* Problem to solve:
Look through the records and copy each line with the string "Download" in it.
───── Provided information ─────
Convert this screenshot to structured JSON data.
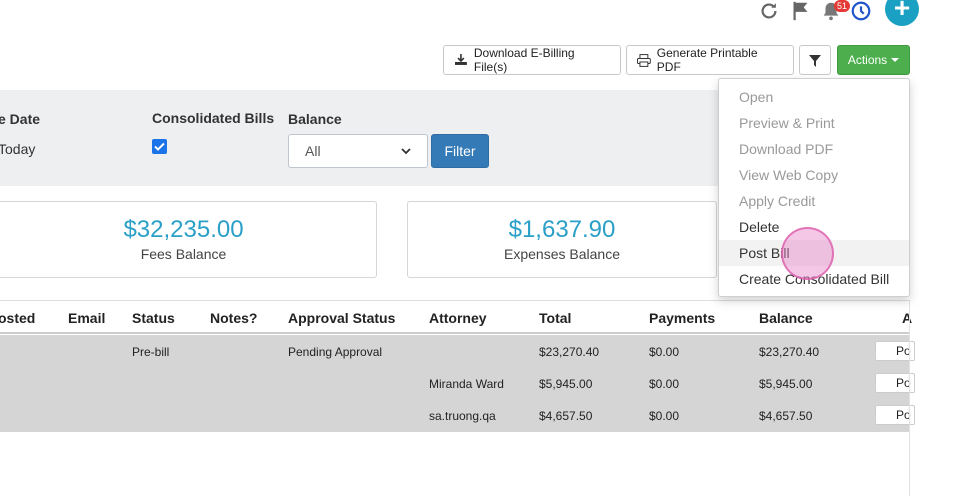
{
  "header": {
    "notification_count": "51",
    "icons": [
      "refresh-icon",
      "flag-icon",
      "bell-icon",
      "clock-icon",
      "plus-icon"
    ],
    "plus_label": "+"
  },
  "toolbar": {
    "download_ebilling": "Download E-Billing File(s)",
    "generate_pdf": "Generate Printable PDF",
    "actions": "Actions"
  },
  "filters": {
    "date_label": "e Date",
    "date_value": "Today",
    "consolidated_label": "Consolidated Bills",
    "consolidated_checked": true,
    "balance_label": "Balance",
    "balance_value": "All",
    "filter_button": "Filter"
  },
  "summary": {
    "fees_amount": "$32,235.00",
    "fees_label": "Fees Balance",
    "expenses_amount": "$1,637.90",
    "expenses_label": "Expenses Balance"
  },
  "table": {
    "headers": [
      "osted",
      "Email",
      "Status",
      "Notes?",
      "Approval Status",
      "Attorney",
      "Total",
      "Payments",
      "Balance",
      "A"
    ],
    "rows": [
      {
        "status": "Pre-bill",
        "approval": "Pending Approval",
        "attorney": "",
        "total": "$23,270.40",
        "payments": "$0.00",
        "balance": "$23,270.40",
        "action": "Po"
      },
      {
        "status": "",
        "approval": "",
        "attorney": "Miranda Ward",
        "total": "$5,945.00",
        "payments": "$0.00",
        "balance": "$5,945.00",
        "action": "Po"
      },
      {
        "status": "",
        "approval": "",
        "attorney": "sa.truong.qa",
        "total": "$4,657.50",
        "payments": "$0.00",
        "balance": "$4,657.50",
        "action": "Po"
      }
    ]
  },
  "actions_menu": {
    "items": [
      {
        "label": "Open",
        "enabled": false
      },
      {
        "label": "Preview & Print",
        "enabled": false
      },
      {
        "label": "Download PDF",
        "enabled": false
      },
      {
        "label": "View Web Copy",
        "enabled": false
      },
      {
        "label": "Apply Credit",
        "enabled": false
      },
      {
        "label": "Delete",
        "enabled": true
      },
      {
        "label": "Post Bill",
        "enabled": true
      },
      {
        "label": "Create Consolidated Bill",
        "enabled": true
      }
    ]
  },
  "colors": {
    "accent": "#2a9fc7",
    "primary_button": "#337ab7",
    "success_button": "#4cae4c",
    "badge": "#e53935",
    "plus_button": "#1aa0c3"
  }
}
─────
* Reply:
    "download_ebilling": "Download E-Billing File(s)",
        "label": "Download PDF",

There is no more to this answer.